Data records
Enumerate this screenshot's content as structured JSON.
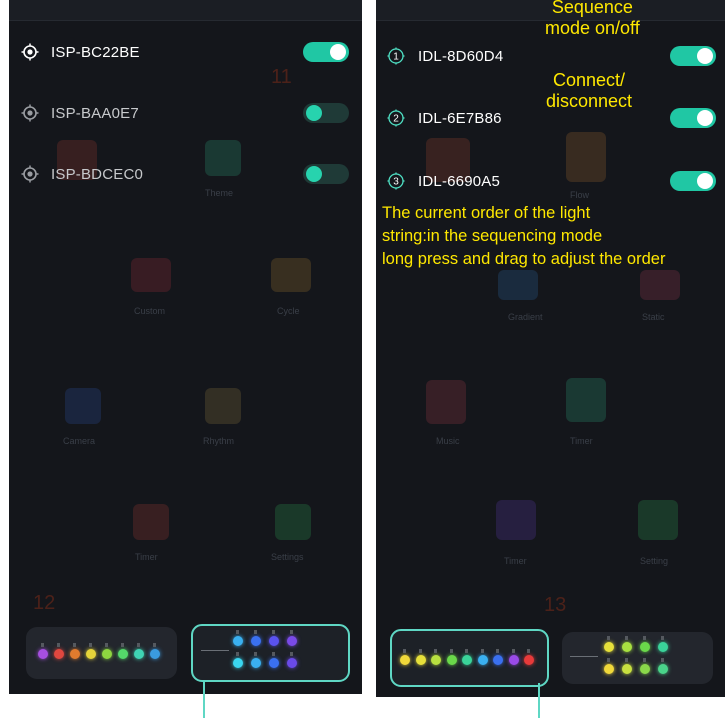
{
  "left_panel": {
    "devices": [
      {
        "name": "ISP-BC22BE",
        "enabled": true,
        "name_color": "#ffffff"
      },
      {
        "name": "ISP-BAA0E7",
        "enabled": false,
        "name_color": "#c7c9cc"
      },
      {
        "name": "ISP-BDCEC0",
        "enabled": false,
        "name_color": "#c7c9cc"
      }
    ],
    "bg_numbers": [
      "11",
      "12"
    ],
    "bg_labels": [
      "Theme",
      "Custom",
      "Cycle",
      "Camera",
      "Rhythm",
      "Timer",
      "Settings"
    ],
    "card_plain_dots": [
      "#a64fe0",
      "#e0473f",
      "#e07b2e",
      "#e6d43a",
      "#8ed640",
      "#54d86a",
      "#3fd4b4",
      "#3a9be0"
    ],
    "card_selected_dots_top": [
      "#3ab0f0",
      "#3a70f0",
      "#5a52f0",
      "#7a4ae8"
    ],
    "card_selected_dots_bottom": [
      "#3ad6f0",
      "#3ab0f0",
      "#3a70f0",
      "#6a4ae8"
    ]
  },
  "right_panel": {
    "devices": [
      {
        "index": "1",
        "name": "IDL-8D60D4",
        "enabled": true
      },
      {
        "index": "2",
        "name": "IDL-6E7B86",
        "enabled": true
      },
      {
        "index": "3",
        "name": "IDL-6690A5",
        "enabled": true
      }
    ],
    "annotations": {
      "sequence": "Sequence\nmode on/off",
      "connect": "Connect/\ndisconnect",
      "order": "The current order of the light\nstring:in the sequencing mode\nlong press and drag to adjust the order"
    },
    "bg_numbers": [
      "13"
    ],
    "bg_labels": [
      "Flow",
      "Gradient",
      "Static",
      "Music",
      "Timer",
      "Setting"
    ],
    "card_selected_dots": [
      "#f0d83a",
      "#e6e03a",
      "#b8e040",
      "#6ad84a",
      "#3ad49a",
      "#3ab0f0",
      "#3a70f0",
      "#9a4ae8",
      "#e83a3a"
    ],
    "card_plain_dots_top": [
      "#e6e03a",
      "#a8e040",
      "#6ad84a",
      "#3ad49a"
    ],
    "card_plain_dots_bottom": [
      "#f0d83a",
      "#c8e040",
      "#8ad84a",
      "#4ad48a"
    ]
  },
  "colors": {
    "accent": "#20c7a4",
    "annotation": "#ffe800",
    "panel_bg": "#14161b"
  },
  "icons": {
    "target": "target-icon",
    "numbered": "numbered-circle-icon"
  }
}
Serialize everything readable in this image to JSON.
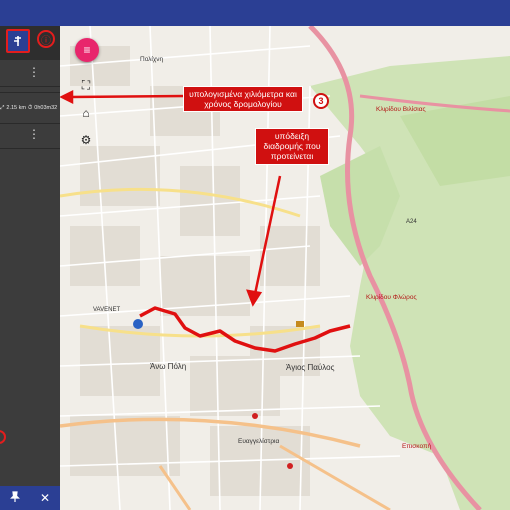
{
  "sidebar": {
    "route_icon": "routing-icon",
    "info_mark": "ⓘ",
    "distance": "2.15 km",
    "duration": "0h03m32",
    "menu_dots": "⋮",
    "pin_icon": "📌",
    "close_icon": "✕"
  },
  "map": {
    "menu_icon": "≡",
    "fullscreen_icon": "⛶",
    "home_icon": "⌂",
    "settings_icon": "⚙",
    "labels": {
      "polichni": "Πολίχνη",
      "ano_poli": "Άνω Πόλη",
      "agios_pavlos": "Άγιος Παύλος",
      "vavenet": "VAVENET",
      "kiliisias": "Κλιρίδου Βιλίσιας",
      "a24": "A24",
      "rehi": "Κλιρίδου Φλώρος",
      "episkopi": "Επισκοπή",
      "evangelistria": "Ευαγγελίστρια"
    }
  },
  "annotations": {
    "callout_distance": "υπολογισμένα χιλιόμετρα και χρόνος δρομολογίου",
    "callout_route": "υπόδειξη διαδρομής που προτείνεται",
    "badge_number": "3"
  }
}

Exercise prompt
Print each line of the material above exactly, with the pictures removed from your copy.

Task solution
Enumerate this screenshot's content as structured JSON.
{
  "left_panel": {
    "devices": [
      {
        "name": "ISP-BC22BE",
        "enabled": true,
        "name_color": "#ffffff"
      },
      {
        "name": "ISP-BAA0E7",
        "enabled": false,
        "name_color": "#c7c9cc"
      },
      {
        "name": "ISP-BDCEC0",
        "enabled": false,
        "name_color": "#c7c9cc"
      }
    ],
    "bg_numbers": [
      "11",
      "12"
    ],
    "bg_labels": [
      "Theme",
      "Custom",
      "Cycle",
      "Camera",
      "Rhythm",
      "Timer",
      "Settings"
    ],
    "card_plain_dots": [
      "#a64fe0",
      "#e0473f",
      "#e07b2e",
      "#e6d43a",
      "#8ed640",
      "#54d86a",
      "#3fd4b4",
      "#3a9be0"
    ],
    "card_selected_dots_top": [
      "#3ab0f0",
      "#3a70f0",
      "#5a52f0",
      "#7a4ae8"
    ],
    "card_selected_dots_bottom": [
      "#3ad6f0",
      "#3ab0f0",
      "#3a70f0",
      "#6a4ae8"
    ]
  },
  "right_panel": {
    "devices": [
      {
        "index": "1",
        "name": "IDL-8D60D4",
        "enabled": true
      },
      {
        "index": "2",
        "name": "IDL-6E7B86",
        "enabled": true
      },
      {
        "index": "3",
        "name": "IDL-6690A5",
        "enabled": true
      }
    ],
    "annotations": {
      "sequence": "Sequence\nmode on/off",
      "connect": "Connect/\ndisconnect",
      "order": "The current order of the light\nstring:in the sequencing mode\nlong press and drag to adjust the order"
    },
    "bg_numbers": [
      "13"
    ],
    "bg_labels": [
      "Flow",
      "Gradient",
      "Static",
      "Music",
      "Timer",
      "Setting"
    ],
    "card_selected_dots": [
      "#f0d83a",
      "#e6e03a",
      "#b8e040",
      "#6ad84a",
      "#3ad49a",
      "#3ab0f0",
      "#3a70f0",
      "#9a4ae8",
      "#e83a3a"
    ],
    "card_plain_dots_top": [
      "#e6e03a",
      "#a8e040",
      "#6ad84a",
      "#3ad49a"
    ],
    "card_plain_dots_bottom": [
      "#f0d83a",
      "#c8e040",
      "#8ad84a",
      "#4ad48a"
    ]
  },
  "colors": {
    "accent": "#20c7a4",
    "annotation": "#ffe800",
    "panel_bg": "#14161b"
  },
  "icons": {
    "target": "target-icon",
    "numbered": "numbered-circle-icon"
  }
}
Serialize everything readable in this image to JSON.
{
  "sidebar": {
    "route_icon": "routing-icon",
    "info_mark": "ⓘ",
    "distance": "2.15 km",
    "duration": "0h03m32",
    "menu_dots": "⋮",
    "pin_icon": "📌",
    "close_icon": "✕"
  },
  "map": {
    "menu_icon": "≡",
    "fullscreen_icon": "⛶",
    "home_icon": "⌂",
    "settings_icon": "⚙",
    "labels": {
      "polichni": "Πολίχνη",
      "ano_poli": "Άνω Πόλη",
      "agios_pavlos": "Άγιος Παύλος",
      "vavenet": "VAVENET",
      "kiliisias": "Κλιρίδου Βιλίσιας",
      "a24": "A24",
      "rehi": "Κλιρίδου Φλώρος",
      "episkopi": "Επισκοπή",
      "evangelistria": "Ευαγγελίστρια"
    }
  },
  "annotations": {
    "callout_distance": "υπολογισμένα χιλιόμετρα και χρόνος δρομολογίου",
    "callout_route": "υπόδειξη διαδρομής που προτείνεται",
    "badge_number": "3"
  }
}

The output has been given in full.